Impacts of 40 years of land cover change on water quality in Tampa Bay, Florida. 2018. Changes in land cover in the Tampa Bay watershed, precipitation and wind observations were examined to understand causes of long-term changes in turbidity and chlorophyll concentration. McCarthy, M.J., F.E. Muller-Karger, D. Otis, and P. Mendez-Lazaro. Cogent Geoscience, Vol. 4, Issue 1, 2018. https://doi.org/10.1080/23312041.2017.1422956

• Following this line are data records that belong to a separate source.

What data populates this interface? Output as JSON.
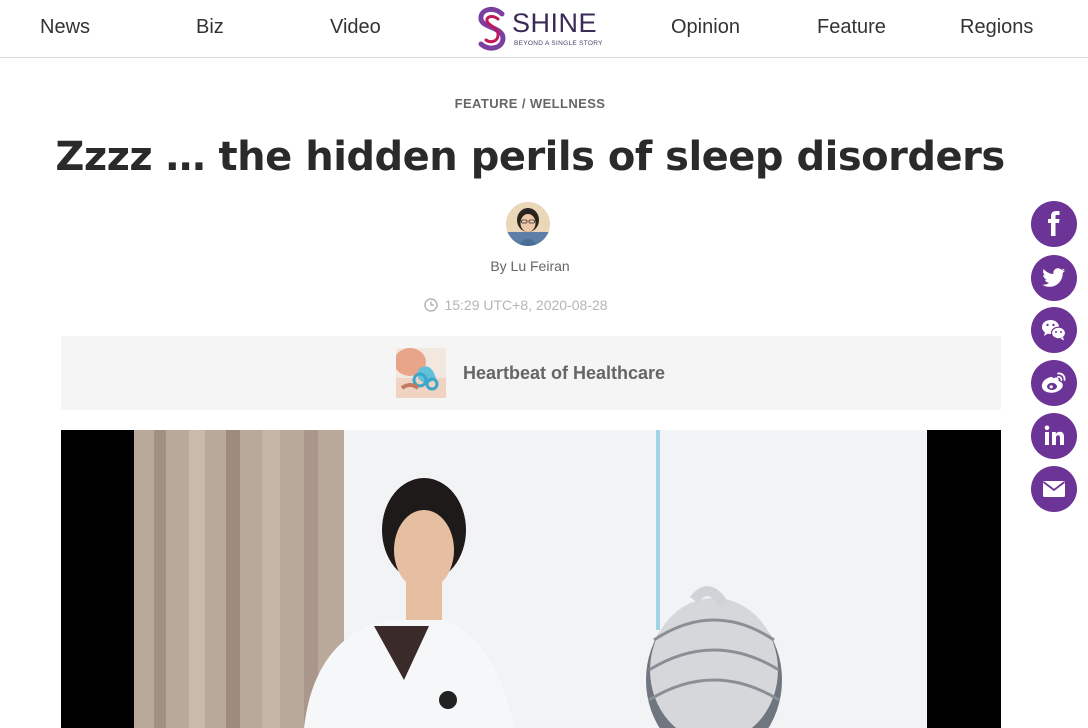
{
  "nav": {
    "left": [
      "News",
      "Biz",
      "Video"
    ],
    "right": [
      "Opinion",
      "Feature",
      "Regions"
    ],
    "logo": {
      "word": "SHINE",
      "tagline": "BEYOND A SINGLE STORY"
    }
  },
  "article": {
    "kicker": {
      "section": "FEATURE",
      "separator": " / ",
      "subsection": "WELLNESS"
    },
    "title": "Zzzz … the hidden perils of sleep disorders",
    "byline": "By Lu Feiran",
    "timestamp": "15:29 UTC+8, 2020-08-28"
  },
  "series": {
    "label": "Heartbeat of Healthcare"
  },
  "share": {
    "icons": [
      "facebook-icon",
      "twitter-icon",
      "wechat-icon",
      "weibo-icon",
      "linkedin-icon",
      "email-icon"
    ],
    "color": "#6b3496"
  },
  "colors": {
    "brand": "#3a2b57",
    "share_button": "#6b3496",
    "nav_text": "#333333"
  }
}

Water quality drivers in 11 Gulf of Mexico estuaries. 2018. Fifteen years of satellite-derived turbidity data for 11 GoM estuaries revealed statistically significant relationships with several environmental variables. McCarthy, M.J., D. Otis, and P. Mendez-Lazaro, and F.E. Muller-Karger. Remote Sensing. Special Issue “Remote Sensing of Water Quality”. Vol 10(2), 255. http://www.mdpi.com/2072-4292/10/2/255/html



Thirty-three years of ocean benthic warming along the U.S. Northeast Continental Shelf and Slope: Patterns, drivers, and ecological consequences. 2017. Kavanaugh, M. T., Rheuban, J. E., Luis, K. M. A., & Doney, S. C. Journal of Geophysical Research: Oceans, 122. https://doi.org/10.1002/2017JC012953

Implications of future northwest Atlantic bottom temperatures on the American Lobster (Homarus americanus) fishery. 2017. Rheuban, J. E., Kavanaugh, M. T., & Doney, S. C., Journal of Geophysical Research: Oceans, 122. https://doi.org/10.1002/2017JC012949

Evaluation of Filtration and DNA Extraction Methods for Environmental DNA Biodiversity Assessments across Multiple Trophic Levels. 2017. Anni Djurhuus, Jesse Port, Collin J. Closek,  Kevan M. Yamahara, Ofelia Romero-Maraccini, Kristine R. Walz, Dawn B. Goldsmith, Reiko Michisaki, Mya Breitbart , Alexandria B. Boehm, and Francisco P. Chavez. Frontiers in Marine Science Methods. Oct. Vol. 4 | Article 314. https://doi.org/10.3389/fmars.2017.00314